machine. That is not changeable.
and pirated software
you use pirated software, that’s your choice. We
don’t want to know about it. Don’t tell us
and certainly don’t put it on your website! All
software in 307 is licensed.
for those of you who have the money, you can purchase
software at the Coop on Longwood Avenue at the educational
price, which is usually about 75% off MSRP. Ask for details.
you use programs or scripts that you are not the author
DHTML, etc., credit the person or organization who
wrote the script. If you wrote it with the help of
a tutorial, you should credit that tutorial. If you
are using something that you have not written, you
are stealing!
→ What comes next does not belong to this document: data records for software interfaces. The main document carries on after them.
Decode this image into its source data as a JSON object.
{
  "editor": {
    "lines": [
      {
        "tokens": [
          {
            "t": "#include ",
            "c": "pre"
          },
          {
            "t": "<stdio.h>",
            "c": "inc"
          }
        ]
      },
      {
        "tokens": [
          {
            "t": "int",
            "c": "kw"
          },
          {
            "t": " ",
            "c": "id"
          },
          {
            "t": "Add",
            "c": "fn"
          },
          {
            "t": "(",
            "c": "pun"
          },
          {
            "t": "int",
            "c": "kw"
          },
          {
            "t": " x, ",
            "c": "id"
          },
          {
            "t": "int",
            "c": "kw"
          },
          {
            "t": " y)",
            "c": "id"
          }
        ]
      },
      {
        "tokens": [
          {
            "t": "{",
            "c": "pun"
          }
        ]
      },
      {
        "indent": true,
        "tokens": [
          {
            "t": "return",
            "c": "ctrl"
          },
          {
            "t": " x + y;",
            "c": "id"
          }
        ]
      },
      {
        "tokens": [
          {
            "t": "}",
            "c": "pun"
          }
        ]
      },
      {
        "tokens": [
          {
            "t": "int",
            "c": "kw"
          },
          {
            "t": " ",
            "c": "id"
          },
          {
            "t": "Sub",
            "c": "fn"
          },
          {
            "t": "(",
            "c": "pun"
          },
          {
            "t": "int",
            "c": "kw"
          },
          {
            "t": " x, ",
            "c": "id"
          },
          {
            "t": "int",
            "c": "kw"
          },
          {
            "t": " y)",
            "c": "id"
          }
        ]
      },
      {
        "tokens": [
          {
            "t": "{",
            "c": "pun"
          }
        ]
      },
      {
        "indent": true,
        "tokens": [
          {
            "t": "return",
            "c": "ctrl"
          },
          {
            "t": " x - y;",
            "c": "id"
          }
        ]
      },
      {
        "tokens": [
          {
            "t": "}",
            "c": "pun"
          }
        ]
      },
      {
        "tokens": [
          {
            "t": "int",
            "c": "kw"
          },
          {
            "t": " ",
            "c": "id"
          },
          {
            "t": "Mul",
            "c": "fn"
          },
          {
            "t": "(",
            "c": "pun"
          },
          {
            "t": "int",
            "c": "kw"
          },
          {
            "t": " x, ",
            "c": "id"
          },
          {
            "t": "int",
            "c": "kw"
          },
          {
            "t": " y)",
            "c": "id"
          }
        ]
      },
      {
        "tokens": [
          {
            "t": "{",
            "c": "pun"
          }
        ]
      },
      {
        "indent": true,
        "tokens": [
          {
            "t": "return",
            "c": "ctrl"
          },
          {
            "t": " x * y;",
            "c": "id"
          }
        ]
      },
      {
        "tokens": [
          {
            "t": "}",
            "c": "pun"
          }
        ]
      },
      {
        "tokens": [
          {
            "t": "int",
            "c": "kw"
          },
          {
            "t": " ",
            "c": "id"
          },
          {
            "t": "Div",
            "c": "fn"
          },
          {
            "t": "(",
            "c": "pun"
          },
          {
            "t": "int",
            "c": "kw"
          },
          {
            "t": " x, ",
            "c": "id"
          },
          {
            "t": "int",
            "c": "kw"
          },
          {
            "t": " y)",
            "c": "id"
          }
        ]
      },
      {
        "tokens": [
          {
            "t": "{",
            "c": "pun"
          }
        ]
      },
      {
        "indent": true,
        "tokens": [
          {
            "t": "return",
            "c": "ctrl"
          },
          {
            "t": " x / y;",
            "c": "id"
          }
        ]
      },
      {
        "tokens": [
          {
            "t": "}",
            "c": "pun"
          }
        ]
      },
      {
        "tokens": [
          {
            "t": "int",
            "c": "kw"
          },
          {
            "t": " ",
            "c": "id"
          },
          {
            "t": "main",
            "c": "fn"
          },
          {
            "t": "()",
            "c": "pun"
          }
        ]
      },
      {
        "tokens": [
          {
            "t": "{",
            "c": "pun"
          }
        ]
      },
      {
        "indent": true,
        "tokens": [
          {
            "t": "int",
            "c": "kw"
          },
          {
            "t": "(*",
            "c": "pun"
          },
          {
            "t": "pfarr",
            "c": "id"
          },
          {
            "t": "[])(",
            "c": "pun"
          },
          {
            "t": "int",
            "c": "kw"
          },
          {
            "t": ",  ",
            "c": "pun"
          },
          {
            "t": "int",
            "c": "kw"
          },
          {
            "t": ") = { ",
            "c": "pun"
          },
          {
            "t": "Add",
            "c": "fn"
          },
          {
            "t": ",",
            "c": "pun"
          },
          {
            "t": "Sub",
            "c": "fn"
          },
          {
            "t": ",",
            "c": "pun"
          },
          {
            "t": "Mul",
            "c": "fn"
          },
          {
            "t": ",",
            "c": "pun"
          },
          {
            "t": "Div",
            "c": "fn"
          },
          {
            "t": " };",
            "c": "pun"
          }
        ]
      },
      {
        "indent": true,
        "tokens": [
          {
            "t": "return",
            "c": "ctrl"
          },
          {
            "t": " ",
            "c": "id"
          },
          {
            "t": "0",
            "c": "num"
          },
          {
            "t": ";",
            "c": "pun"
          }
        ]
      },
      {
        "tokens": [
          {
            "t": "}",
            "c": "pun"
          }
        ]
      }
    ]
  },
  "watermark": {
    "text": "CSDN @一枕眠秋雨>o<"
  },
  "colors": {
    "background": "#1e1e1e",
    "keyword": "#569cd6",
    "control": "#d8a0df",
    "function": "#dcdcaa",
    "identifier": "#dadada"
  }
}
Please
credit the programmers for their hard work.
Competitors who DO use programs or scripts they find
online for free should see us. This is the “Stephen
Dewey honorary rule.” A few years ago, we
had two teams using the same script and the sites were
in danger of “canceling one another out” in
terms of originality. We don’t want that
to happen again.
careful about implementing something that is cross browser. Crossing
platforms is problematic.
check for any errors on your site
your website project is uploaded onto learntoquestion.com,
you will have ONE opportunity to fix ALL problems that
may remain. This will be done within a three-day
period in late March/early April and then the site is
frozen as is. (See the schedule for further details)
out of the competition
you and your team decide to drop out of the competition,
you must submit a note in writing to Ms. Freeman with
all 3 signatures. Your names and projects will
remain on the final competition list if you have not
officially notified me, thereby jeopardizing your future
standing with the jury. Don’t
do that! Let Ms. Freeman know.
of the competition
team works independently. It’s fine
if you want to talk enthusiastically about your projects,
but don’t become ugly and competitive with one
another. This competition is a model of learning
new skills and building remarkable sites in tandem. Ms.
Freeman will not allow any inappropriate, competitive,
or cutthroat behavior and I reserve the right to remove
a team from competition if I observe or hear about such
conduct. There will be no harassment of competing
teams and no inappropriate accusations. It is assumed
that everyone is working independently, that you are
creating your own site that is uniquely yours and not
borrowed or copied from any other source, and that you
are working harmoniously.
Again, I reserve the right to remove any team from
consideration which is found to have violated the spirit
of this competition.
XVIII. Guidelines for your presentation
at the Harvard building across the street
will be given to you as we approach the final deadlines.